(RxWiki News) One of the challenges of leukemia is that it likes to return. Once the blood cancer comes back, it’s more difficult to treat and beat. Medical scientists are experimenting with a way to boost the body’s immune system to get in on the fight and win.
In a very small preliminary study, researchers infused huge quantities of immune system soldiers – T cells – into patients who had had stem cell transplants.
These T cells were programmed to recognize a specific molecule that leukemia patients have too much of - called the Wilm's Tumor Antigen 1 (WT1). Some of the cells were also exposed to another molecule - interleukin 21 (IL-21).
This treatment extended the lives of some seriously ill patients by many months.
More study is needed to investigate the safety and effectiveness of using such a therapy on larger groups of leukemia patients.
"Ask your doctor about the signs that leukemia has returned."
Researchers at Fred Hutchinson Cancer Research Center worked with 11 patients whose leukemia had returned after a stem cell transplant. These individuals were at high risk of dying at the time of the study.
Here’s how this pilot study worked, according to the authors. The procedure started in the lab. T-cells (white blood cells) were gathered from the donor who had given the stem cells for the transplant.
These cells were programmed in the lab to recognize WT1 and effectively kill leukemia cells.
Some of these cells were exposed to interleukin 21 (IL-21), a molecule that’s also a cancer fighter. The thought was that the IL-21 might pump up the anti-leukemia activities.
These specially engineered cells were grown in large quantities (billions) in the lab. The cells were then given to the 11 leukemia patients.
Four of the patients who received cells exposed to IL-21 went into remission (few or no symptoms) and required no additional treatment for more than two and a half years.
Only one of the patients had serious complications that can occur after transplants, called graft-vs.-host-disease (GVHD), in which the body attacks the transplanted cells.
Two of the patients who received cells that hadn’t been exposed to IL-21 had some anti-leukemia activity, according to the researchers. One patient with advanced progressive disease had a temporary response.
Only five of the original 11 participants were still alive at the end of the study.
Philip Greenberg, MD, head of the Immunology Program at the Fred Hutchinson Cancer Research Center, served as the corresponding author. "This is the first time patients have received an infusion of WT1-specific T-cells, and thus also the first demonstration that such cells can provide a therapeutic anti-leukemic effect, as has been suggested from earlier vaccine trials that induce less potent responses," Dr. Greenberg said in a press release announcing the study’s publication.
This pilot study included only a small number of patients. As such, much more research is needed to confirm the findings.

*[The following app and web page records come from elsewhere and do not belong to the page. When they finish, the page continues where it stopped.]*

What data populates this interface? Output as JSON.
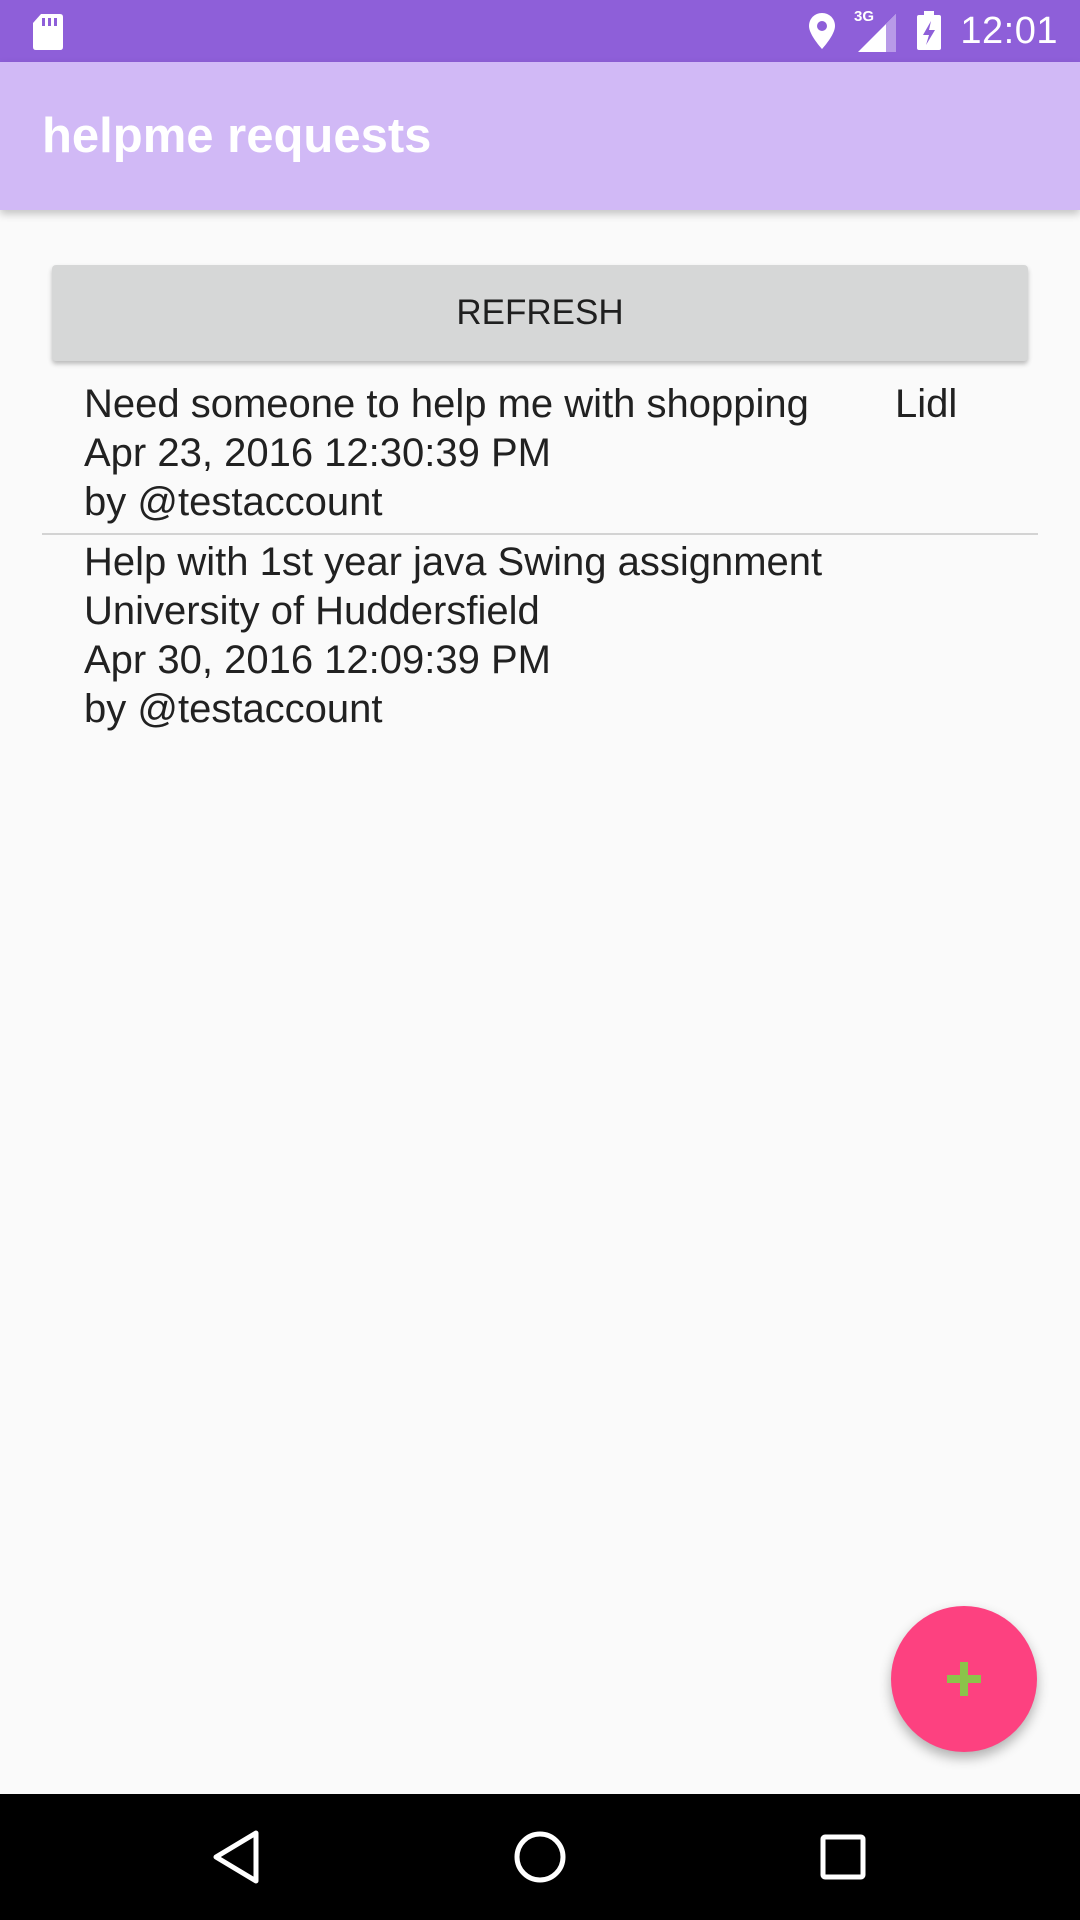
{
  "status_bar": {
    "time": "12:01",
    "network_label": "3G",
    "icons": [
      "sd-card-icon",
      "location-pin-icon",
      "signal-icon",
      "battery-charging-icon"
    ]
  },
  "app_bar": {
    "title": "helpme requests"
  },
  "refresh_button": {
    "label": "REFRESH"
  },
  "requests": [
    {
      "title": "Need someone to help me with shopping",
      "location": "Lidl",
      "date": "Apr 23, 2016 12:30:39 PM",
      "author": "by @testaccount"
    },
    {
      "title": "Help with 1st year java Swing assignment",
      "location": "University of Huddersfield",
      "date": "Apr 30, 2016 12:09:39 PM",
      "author": "by @testaccount"
    }
  ],
  "fab": {
    "icon": "plus-icon"
  },
  "nav_bar": {
    "icons": [
      "back-icon",
      "home-icon",
      "recents-icon"
    ]
  },
  "colors": {
    "status_bar": "#8e5fd9",
    "app_bar": "#d1b9f6",
    "fab": "#fd4180",
    "fab_icon": "#8bc34a",
    "refresh_button": "#d6d7d7"
  }
}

Results from this study were published February 27 in the journal Science Translational Medicine.
This work was supported by the National Cancer Institute grants and the Leukemia and Lymphoma Society SCOR program.
One of the authors holds a patent titled “Methods of using IL-21 for adoptive immunotherapy and identification of tumor antigens.” No other potential conflicts of interest were reported.